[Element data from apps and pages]
========================

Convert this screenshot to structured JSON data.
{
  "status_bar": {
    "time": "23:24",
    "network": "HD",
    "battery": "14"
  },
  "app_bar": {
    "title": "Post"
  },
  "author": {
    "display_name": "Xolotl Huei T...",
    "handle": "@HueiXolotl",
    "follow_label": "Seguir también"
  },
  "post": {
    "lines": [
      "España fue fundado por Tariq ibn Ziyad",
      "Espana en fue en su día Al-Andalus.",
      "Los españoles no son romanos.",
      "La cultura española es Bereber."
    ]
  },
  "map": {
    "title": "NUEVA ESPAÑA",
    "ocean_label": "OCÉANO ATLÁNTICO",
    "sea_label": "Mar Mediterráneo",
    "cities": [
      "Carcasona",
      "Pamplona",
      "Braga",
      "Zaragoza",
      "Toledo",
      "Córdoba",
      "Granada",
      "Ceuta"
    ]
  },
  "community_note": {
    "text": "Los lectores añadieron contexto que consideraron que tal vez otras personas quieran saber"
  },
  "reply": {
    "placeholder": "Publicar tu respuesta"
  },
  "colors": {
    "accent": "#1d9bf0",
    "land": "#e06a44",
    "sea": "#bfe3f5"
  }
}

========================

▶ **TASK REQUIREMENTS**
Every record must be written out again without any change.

▶ **YOUR RESPONSE**
Convert this screenshot to structured JSON data.
{
  "status_bar": {
    "time": "23:24",
    "network": "HD",
    "battery": "14"
  },
  "app_bar": {
    "title": "Post"
  },
  "author": {
    "display_name": "Xolotl Huei T...",
    "handle": "@HueiXolotl",
    "follow_label": "Seguir también"
  },
  "post": {
    "lines": [
      "España fue fundado por Tariq ibn Ziyad",
      "Espana en fue en su día Al-Andalus.",
      "Los españoles no son romanos.",
      "La cultura española es Bereber."
    ]
  },
  "map": {
    "title": "NUEVA ESPAÑA",
    "ocean_label": "OCÉANO ATLÁNTICO",
    "sea_label": "Mar Mediterráneo",
    "cities": [
      "Carcasona",
      "Pamplona",
      "Braga",
      "Zaragoza",
      "Toledo",
      "Córdoba",
      "Granada",
      "Ceuta"
    ]
  },
  "community_note": {
    "text": "Los lectores añadieron contexto que consideraron que tal vez otras personas quieran saber"
  },
  "reply": {
    "placeholder": "Publicar tu respuesta"
  },
  "colors": {
    "accent": "#1d9bf0",
    "land": "#e06a44",
    "sea": "#bfe3f5"
  }
}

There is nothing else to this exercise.